Me: Was it, uh, did it—did it make sense?

You: Oh yeah. Questions are thrown at him and he answers each one, and even somebody like me can get that he’s got a solid point. It’s fucking scary. Again, this silence just falls on everybody. Then somebody threw a chair at him.

Me: A chair?

You: Yeah, just whips it onto the stage. Then a professor from Cal Tech jumps on stage and bites his arm. West is clobbering the guy with his free arm, but more people rush the stage. Eventually, there are too many people around him, so a circle forms around that, people hissing and fucking yelling. Somehow, somehow, he gets out of there. His glasses are gone, he’s bloody all over, he stumbles off the stage and this entire time I’m taking pictures and suddenly he’s right there at my fucking feet, dragging himself across the carpet.

Me: What did you do?

You: What do you think? I bashed his fucking head in.

DJ Jazzy Jeff (née Jeffrey Allen Townes) sits in front of his Smith-Corona typewriter. He has writer’s block.He has sent former co-star Will Smith over 150 unsolicited scripts. Each is a thinly-veiled attempt at a reunion. The first few, sent a year after Fresh Prince of Bel-Air’s finale, were simply just variations of the show’s format. As the years changed, so did he. DJ Jazzy Jeff isn’t completely oblivious to the march of time, and as the tastes of the American Public have changed, so have his scripts. He’s tried the single camera approach, he’s tried incorporating cutaway gags, and cringe humour. He’s tried the faux-doc style, and has even tried a musical episode (he, of course, did the score). DJ Jazzy Jeff sits in front of his Smith-Corona typewriter and starts to type. He’s got a good feeling about this one. He smiles as the words flow out.Smith has yet to reply.

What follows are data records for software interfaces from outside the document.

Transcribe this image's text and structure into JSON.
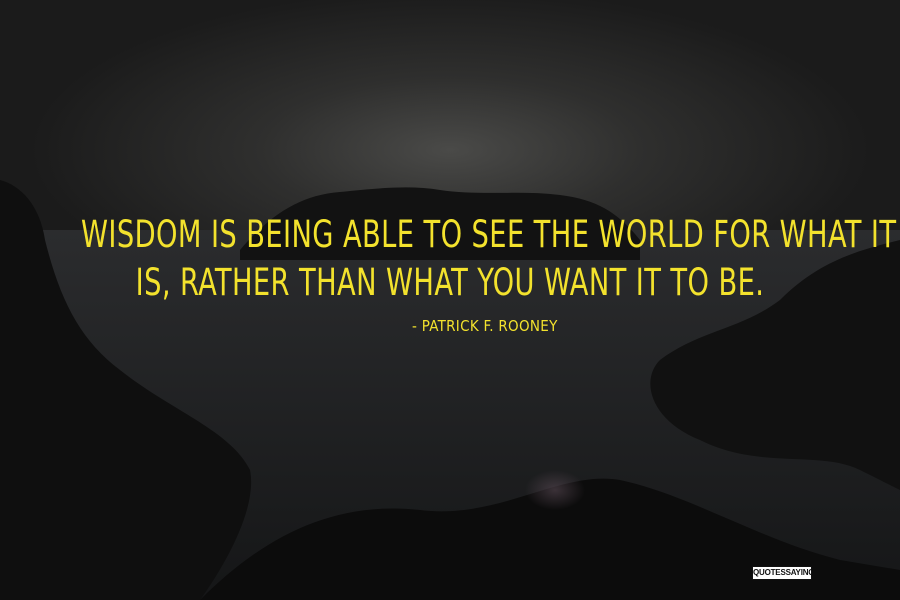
{
  "quote": {
    "line1": "Wisdom is being able to see the world for what it",
    "line2": "is, rather than what you want it to be."
  },
  "author": "- Patrick F. Rooney",
  "watermark": "QUOTESSAYINGS.NET",
  "colors": {
    "text": "#f3e22d",
    "background": "#1b1b1b"
  }
}
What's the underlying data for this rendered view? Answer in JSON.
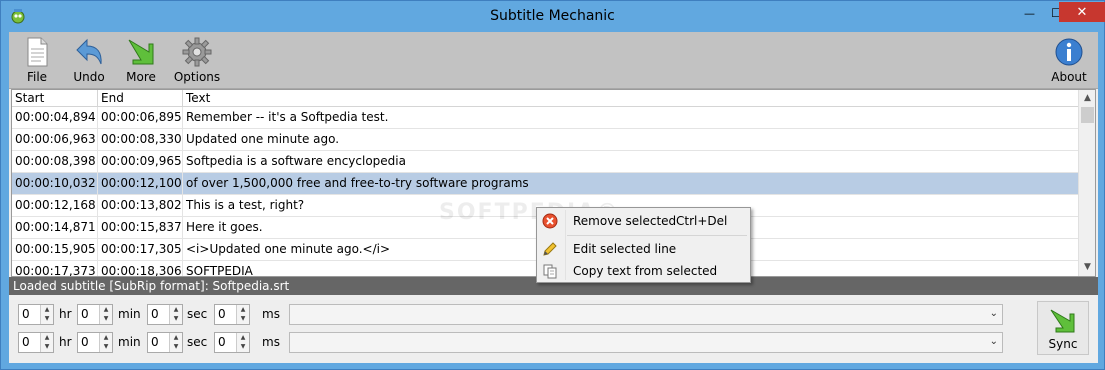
{
  "window": {
    "title": "Subtitle Mechanic",
    "min_glyph": "—",
    "max_glyph": "☐",
    "close_glyph": "✕",
    "accent": "#61a8e0",
    "close_color": "#c7372f"
  },
  "toolbar": {
    "file_label": "File",
    "undo_label": "Undo",
    "more_label": "More",
    "options_label": "Options",
    "about_label": "About"
  },
  "grid": {
    "columns": [
      "Start",
      "End",
      "Text"
    ],
    "rows": [
      {
        "start": "00:00:04,894",
        "end": "00:00:06,895",
        "text": "Remember -- it's a Softpedia test."
      },
      {
        "start": "00:00:06,963",
        "end": "00:00:08,330",
        "text": "Updated one minute ago."
      },
      {
        "start": "00:00:08,398",
        "end": "00:00:09,965",
        "text": "Softpedia is a software encyclopedia"
      },
      {
        "start": "00:00:10,032",
        "end": "00:00:12,100",
        "text": "of over 1,500,000 free  and free-to-try software programs"
      },
      {
        "start": "00:00:12,168",
        "end": "00:00:13,802",
        "text": "This is a test, right?"
      },
      {
        "start": "00:00:14,871",
        "end": "00:00:15,837",
        "text": "Here it goes."
      },
      {
        "start": "00:00:15,905",
        "end": "00:00:17,305",
        "text": "<i>Updated one minute ago.</i>"
      },
      {
        "start": "00:00:17,373",
        "end": "00:00:18,306",
        "text": "SOFTPEDIA"
      }
    ],
    "selected_row": 3,
    "scroll_up": "▲",
    "scroll_down": "▼"
  },
  "context_menu": {
    "remove_label": "Remove selected",
    "remove_shortcut": "Ctrl+Del",
    "edit_label": "Edit selected line",
    "copy_label": "Copy text from selected"
  },
  "status": {
    "text": "Loaded subtitle [SubRip format]: Softpedia.srt"
  },
  "time_rows": [
    {
      "hr": "0",
      "min": "0",
      "sec": "0",
      "ms": "0",
      "combo_value": ""
    },
    {
      "hr": "0",
      "min": "0",
      "sec": "0",
      "ms": "0",
      "combo_value": ""
    }
  ],
  "units": {
    "hr": "hr",
    "min": "min",
    "sec": "sec",
    "ms": "ms"
  },
  "sync": {
    "label": "Sync"
  },
  "watermark": "SOFTPEDIA®",
  "spin_up": "▲",
  "spin_down": "▼",
  "combo_arrow": "⌄"
}
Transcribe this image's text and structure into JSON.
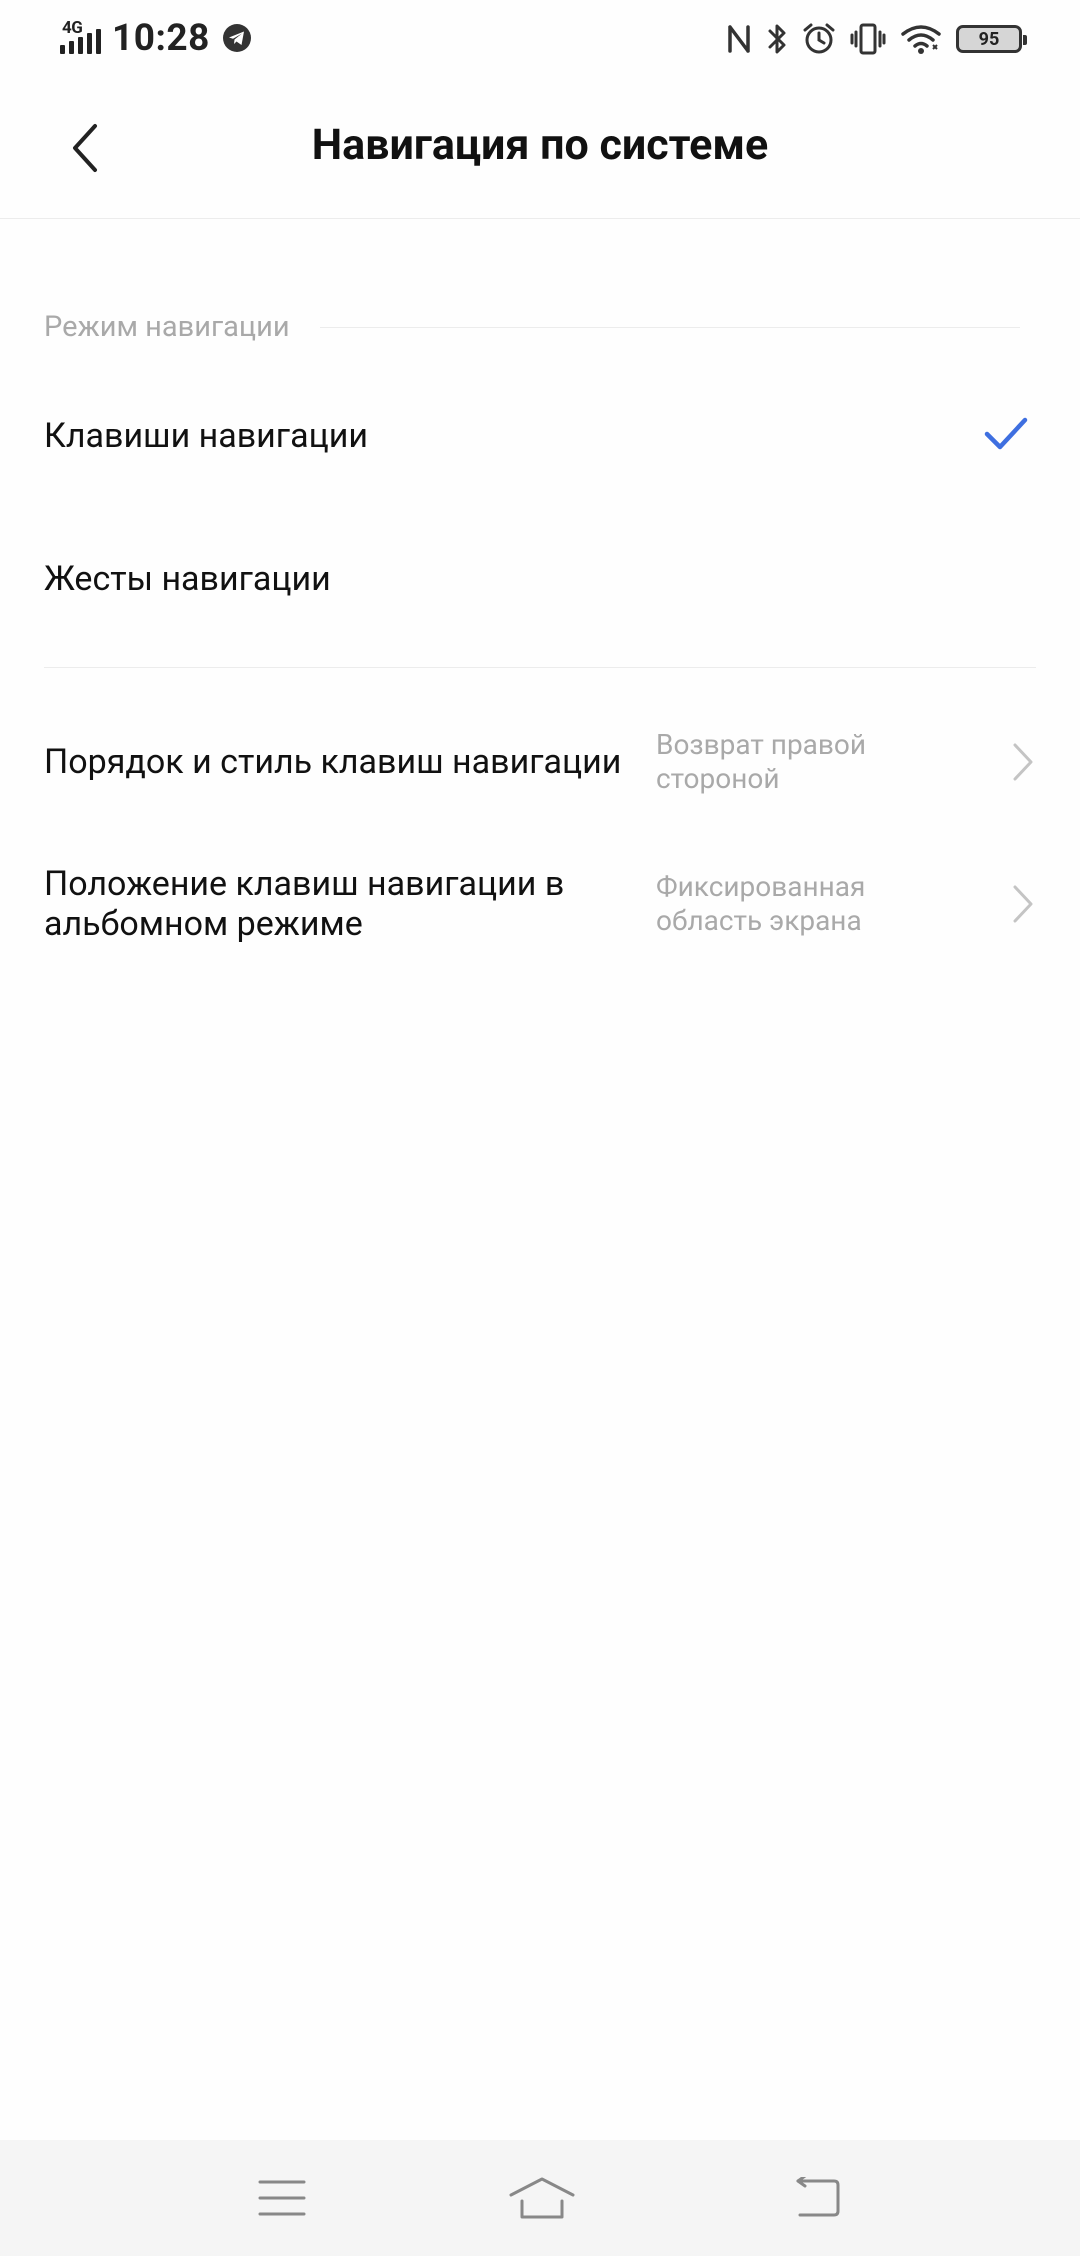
{
  "status_bar": {
    "network": "4G",
    "time": "10:28",
    "battery": "95",
    "icons": [
      "signal-icon",
      "telegram-icon",
      "nfc-icon",
      "bluetooth-icon",
      "alarm-icon",
      "vibrate-icon",
      "wifi-icon",
      "battery-icon"
    ]
  },
  "header": {
    "title": "Навигация по системе",
    "back_icon": "chevron-left-icon"
  },
  "section": {
    "title": "Режим навигации",
    "options": [
      {
        "label": "Клавиши навигации",
        "selected": true
      },
      {
        "label": "Жесты навигации",
        "selected": false
      }
    ]
  },
  "settings": [
    {
      "title": "Порядок и стиль клавиш навигации",
      "value": "Возврат правой стороной"
    },
    {
      "title": "Положение клавиш навигации в альбомном режиме",
      "value": "Фиксированная область экрана"
    }
  ],
  "colors": {
    "accent": "#3e6fe0",
    "secondary_text": "#a9a9a9",
    "divider": "#ececec",
    "navbar_bg": "#f5f5f5"
  },
  "system_nav": [
    "menu-icon",
    "home-icon",
    "back-icon"
  ]
}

DJ Jazzy Jeff (née Jeffrey Allen Townes) sits in front of his Smith-Corona typewriter. He has writer’s block.

He has sent former co-star Will Smith over 150 unsolicited scripts. Each is a thinly-veiled attempt at a reunion. The first few, sent a year after Fresh Prince of Bel-Air’s finale, were simply just variations of the show’s format. As the years changed, so did he. DJ Jazzy Jeff isn’t completely oblivious to the march of time, and as the tastes of the American Public have changed, so have his scripts. He’s tried the single camera approach, he’s tried incorporating cutaway gags, and cringe humour. He’s tried the faux-doc style, and has even tried a musical episode (he, of course, did the score).

DJ Jazzy Jeff sits in front of his Smith-Corona typewriter and starts to type. He’s got a good feeling about this one. He smiles as the words flow out.

Smith has yet to reply.